Ken Jones

Staff member
Super Lines as used in Pier or Surf fishing

by Ron Crandall of Ron's Reel Repair (July 1997)

What follows will be a discussion of the new Super Lines. (Which today may seem a little outdated — KJ, 2020)

The 1st generation of braided lines, for example Spider Wire, were:
1. Very Abrasive
2. Very limp (would tangle in guides)
3. Hard to cut, would not break
4. Extremely small diameter
5. Very expensive
6. Very low stretch
7. Long life span (years not months)

The 2nd generation of braided lines, for example Gorilla Braid, were:
1. Less abrasive
2. Still limp (would wrap around guides)
3. Broke easily
4. Had a larger diameter for strength than 1st generation
5. Less expensive
6. Very low stretch
7. Long life span

The current generation (from 1997), now generically grouped as Super Lines, examples of which are Raptor, Fusion, Fire Line, and others are:
1. Not as abrasive as 1st generation
2. Stiffer than 1st generation, but not as stiff as monofilament
3. Will cut with knife or scissors, but not nail clippers
4. Fused, not braided line like 1st generation
5.Comparable in expense to tournament grade monofilament
6. Have low stretch
7. Have a very long life span

Super lines are best used under the following conditions:
1. Long distance casting
2. In open water areas
3. On casting revolving, spool-type reels
4. Can be used on spinning reels with a rolling line guide
5. Are not compatible with old Mitchell reels

Monofilament is better for close casting or in heavy vegetation because of the stretch.

Special precautions when using Super Lines:
1.Do not use bare hands to break off line when snagged.

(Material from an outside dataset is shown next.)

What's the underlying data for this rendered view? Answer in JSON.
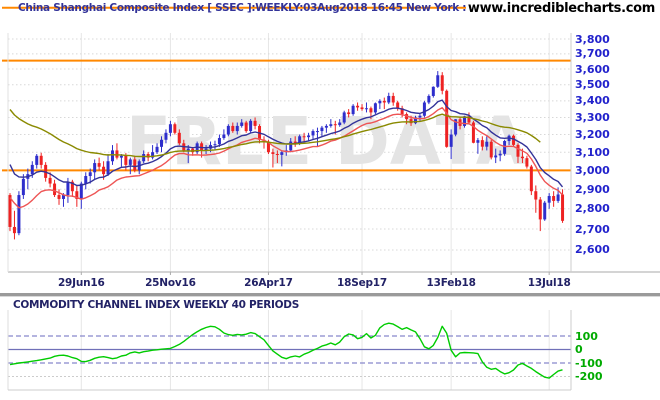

Use a leather glove or wrap the line around a stick to break it off. (I wrap it around a rolled up towel until it breaks KJ.)
2. Use Fuji-type, ceramic-centered guides like Fuji Hardaloy
3. Use a knife or scissor, not nail clippers, to cut the line

To test the relative merits of three of the current (1997) Super Lines, a Penn 146 Squidder w/Accuframe was used on an 8, Diawa casting rod. Three spools, each with a different line were changed twice, every 20 minutes. The line was rigged with 2-oz. pyramid sinkers and a 3-foot, Hi-Lo surf leader of 15# Andy Premium.

Raptor (30#) — Color-no bleed; Abrasion Resistant—Tougher than Fusion; Casting Ease—Same as Fire Line; Sensitivity Underwater—Same as Fusion

Fire Line (30#) — Color—Rubs off to dull gray brown; Abrasion Resistant—Tougher than Fusion; Casting Ease— Same as Raptor; Sensitivity Underwater—Less than Fusion and Raptor

Fusion (24#) — Color—Bleeds small amount; Abrasion Resistant—Nicks and breaks on sharp edges; Casting Ease—Less than Fire Line & Raptor; Sensitivity Underwater—Same as Raptor

Five fish were caught during this test.